A P Herbert once said “a Government department appointing a royal commission is like a dog burying a bone – except that a dog does eventually return to the bone”.
He was partly right of course, and many Royal Commissions have been used as a convenient means of burying subjects too difficult for governments to handle. Conveniently, they always take years to report, so they can be a useful way of transferring difficult problems to a future government. Often their recommendations have been ignored and in some cases Commissions have even been wound up before they have had a chance to produce any report at all.
However, Royal Commissions on criminal justice matters have tended to be rather more productive, and several have been instrumental in producing real and lasting change.
The Capital Punishment Amendment Act 1868, which abolished public executions, was introduced following recommendations in the 1864 – 66 Royal Commission on capital punishment.
In more recent times, the 1978 – 81 Royal Commission on Criminal Procedure led both to the establishment of the Crown Prosecution Service and to the passing of the 1984 Police and Criminal Evidence Act, two reforms of huge significance.
The 1991 Royal Commission on Criminal Justice made a number of recommendations that were not followed, but its important proposal for the establishment of a Criminal Cases Review Commission was accepted. That too was an important legacy, despite the CCRC’s recent troubles.
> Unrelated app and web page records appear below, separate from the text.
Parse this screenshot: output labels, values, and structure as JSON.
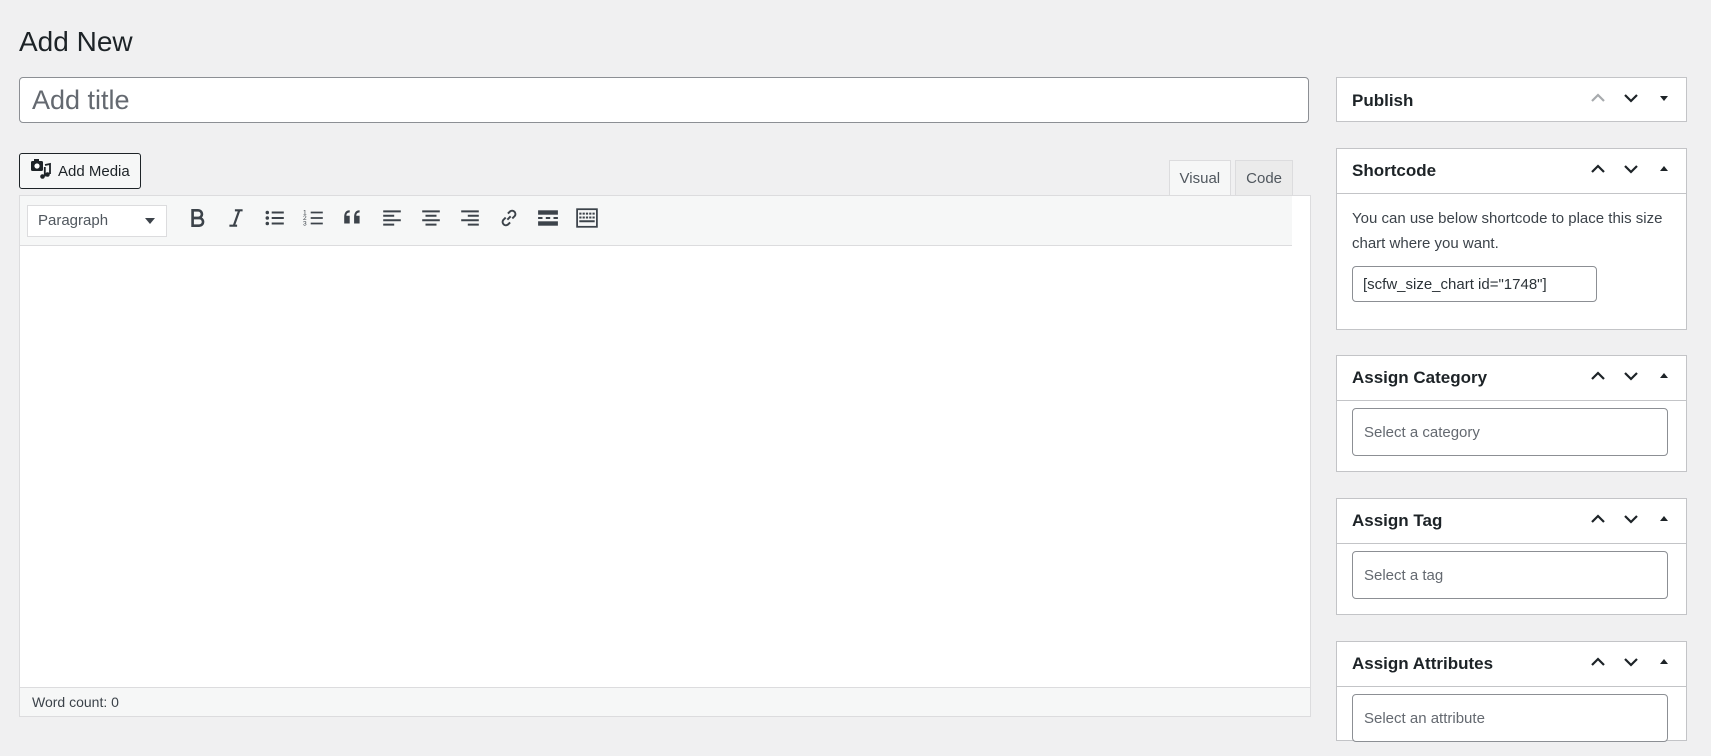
{
  "page": {
    "title": "Add New"
  },
  "title_field": {
    "placeholder": "Add title",
    "value": ""
  },
  "editor": {
    "add_media_label": "Add Media",
    "tabs": [
      {
        "label": "Visual",
        "active": true
      },
      {
        "label": "Code",
        "active": false
      }
    ],
    "format_select": {
      "value": "Paragraph"
    },
    "toolbar_buttons": [
      "bold-icon",
      "italic-icon",
      "bullet-list-icon",
      "numbered-list-icon",
      "blockquote-icon",
      "align-left-icon",
      "align-center-icon",
      "align-right-icon",
      "link-icon",
      "read-more-icon",
      "toolbar-toggle-icon"
    ],
    "word_count": "Word count: 0"
  },
  "sidebar": {
    "publish": {
      "title": "Publish"
    },
    "shortcode": {
      "title": "Shortcode",
      "description": "You can use below shortcode to place this size chart where you want.",
      "value": "[scfw_size_chart id=\"1748\"]"
    },
    "category": {
      "title": "Assign Category",
      "placeholder": "Select a category"
    },
    "tag": {
      "title": "Assign Tag",
      "placeholder": "Select a tag"
    },
    "attributes": {
      "title": "Assign Attributes",
      "placeholder": "Select an attribute"
    }
  }
}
Continue reading “The prerogative of procrastination: what has happened to the Royal Commission on criminal justice?”